Businesses around the globe have taken notice how implementation of supply chain management concepts can improve return on investment and benefit the company across a variety of functions. As society becomes more heavily involved in the world of the cloud and data transfer, the data center supply chain can benefit from the introduction of supply chain management concepts. These concepts range from selection of property location to speed of data access to average carbon footprint analysis, and each concept can provide a solution to an existing inefficiency within data centers.
In the onset of any supply chain every business must determine where it will function, and data centers are no exception to this rule. However, many financial stakeholders involved in the data center suply chain tend to think of highly industrialized areas as prime areas to build such a structure. Data centers serve one ultimate purpose: the transmission, storage, and provision of data applications, which include telecommunications, networking, research, server for consumers, and storage of data in cloud form.
Supply chain management concepts work to gather information about, analyze, make recommendations, and follow up on changes made to increase return on investment. These concepts can be applied to the introduction of any asset in the design and building of a data center within the data center supply chain. For example, the ventilation system needs to be designed to promote circulation throughout the center. Alternatively, the design team will need to make decisions based how to best orient servers to promote circulation and rapid cooling. Although these decisions represent areas where supply chain management concepts could assist in design and development, the same concepts to be applied to land purchases with the center. Land purchased in areas of intense economic development tend to be more expensive than other isolated lots, yet data centers have no real need for nearby industrialized areas aside from employee needs and utilities. The use of supply chain management would include an analysis of potential site selections and how one site’s initial value will not experience depreciation over time. However, the selection must also take into extraneous factors, such as possible future invocation of imminent domain laws for public use of land.
Chief Information Officers, or CIOs, are typically the personnel in greatest control of data center processes, with exceptions to site managers given alternate titles. As previously discussed, many different departments exist within the data center supply chain, and each department consists of team members responsible for ensuring each aspect of the data center operates at optimum levels. Unfortunately, this results in possible areas of communication breakdown, which reduces overall operating capacity. For example, one team identifies and corrects a problem, and another team experiences a seemingly unrelated problem. However, these two problems could be in symbiotic relationship where one problem is the direct result of another problem. Without analysis of communication and processes on an overall scale of the data center, the two problems may have continued to occur over time without ever being identified as related. This scenario could expand into any possible daily activity of data centers between IT departments and departments needed for the physical operation of the data center supply chain.
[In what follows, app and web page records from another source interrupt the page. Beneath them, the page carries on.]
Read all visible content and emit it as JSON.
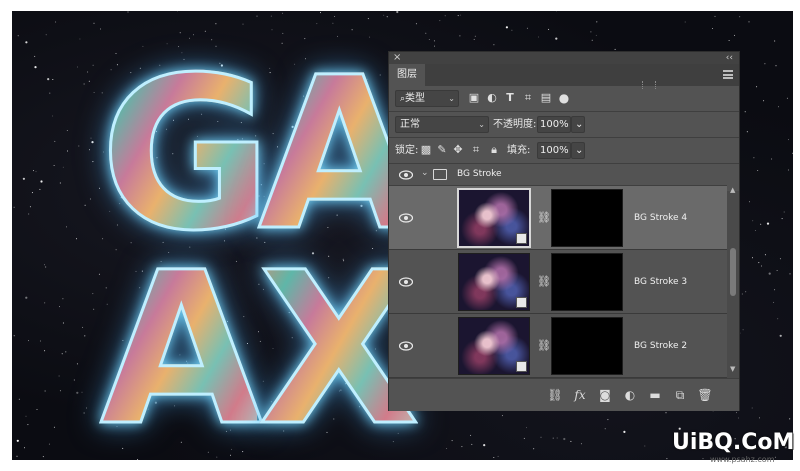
{
  "canvas": {
    "letters": [
      "G",
      "A",
      "A",
      "X"
    ]
  },
  "layers_panel": {
    "close_label": "×",
    "collapse_label": "‹‹",
    "tab_label": "图层",
    "filter": {
      "label": "类型"
    },
    "blend_mode": "正常",
    "opacity": {
      "label": "不透明度:",
      "value": "100%"
    },
    "lock_label": "锁定:",
    "fill": {
      "label": "填充:",
      "value": "100%"
    },
    "group_name": "BG Stroke",
    "layers": [
      {
        "name": "BG Stroke 4",
        "selected": true
      },
      {
        "name": "BG Stroke 3",
        "selected": false
      },
      {
        "name": "BG Stroke 2",
        "selected": false
      }
    ],
    "footer_icons": [
      "link-icon",
      "fx-icon",
      "mask-icon",
      "adjustment-icon",
      "folder-icon",
      "new-layer-icon",
      "trash-icon"
    ]
  },
  "watermark": {
    "logo_text": "UiBQ.CoM",
    "url": "www.psahz.com"
  }
}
Society has grown intensely critical of corporations using excessive amounts of energy for production purposes, especially when such consumption does not align with eco-conscious efforts to reduce the carbon footprint. This goes back to the very nature of a data center supply chain—electronics and cooling systems. All electronics require the use of electricity to function, which is where the term actually comes from. However, electricity generation requires many other companies who may or may not be engaging in maximum efficiency processes. The question then becomes, “at which point will data centers take responsibility for their energy consumption rates?”
The solution to this problem rests within the initial construction or implementation of supply chain management concepts as data center supply chain needs evolve. For example, data centers could implement the use of other technological systems for enabling cooling of servers and interior areas or on-site production of electricity through the use of solar cells. Each kilowatt of power represents a kilowatt of power that has likely come from energy production through fossil fuels, and fossil fuels are a finite resource for attaining power. Supply chain management concepts could help data centers transmission into a new era of accessing renewable energy resources.
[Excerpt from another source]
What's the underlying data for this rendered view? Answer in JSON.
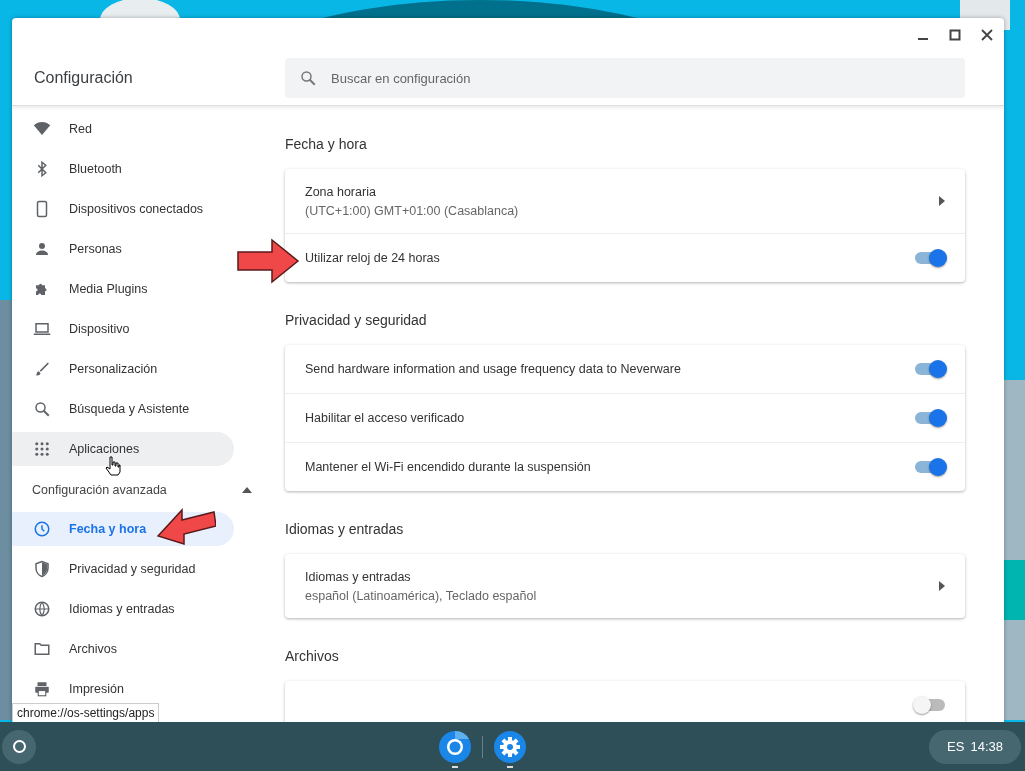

Additionally, data centers must take into account the amount of energy lost in power transfer to the data center from other energy production sites. As electricity travels through power lines, resistance builds up over distance, which results in lost energy. Although not currently in practice, supply chain management concepts could be applied to the creation of an alternate power grid to bring power directly to the data center through the use of superconductors. Overhead power lines resistance levels vary from 0.3 ohms per mile to higher amounts for large lines. However, some materials could radically change how society receives power. Ceramics have been known to lose all resistance when kept at super-cool temperatures, or otherwise near absolute zero (0 K). However, data centers would still have to find a way to achieve these temperature requirements. This is where supply chain management concepts could come into play through the analysis, building, training, execution, and review of functionality of such ideals.
Society demands more efficient businesses, and the world’s resources are becoming limited. Not only can the data center supply chain benefit from supply chain management concepts, but their future could very well depend upon them. Like all businesses, a data center relies on profits for investors, and inefficiencies led to financial losses. If inefficiencies are not addressed fast enough, data centers will simply become a shell of a once-technological society.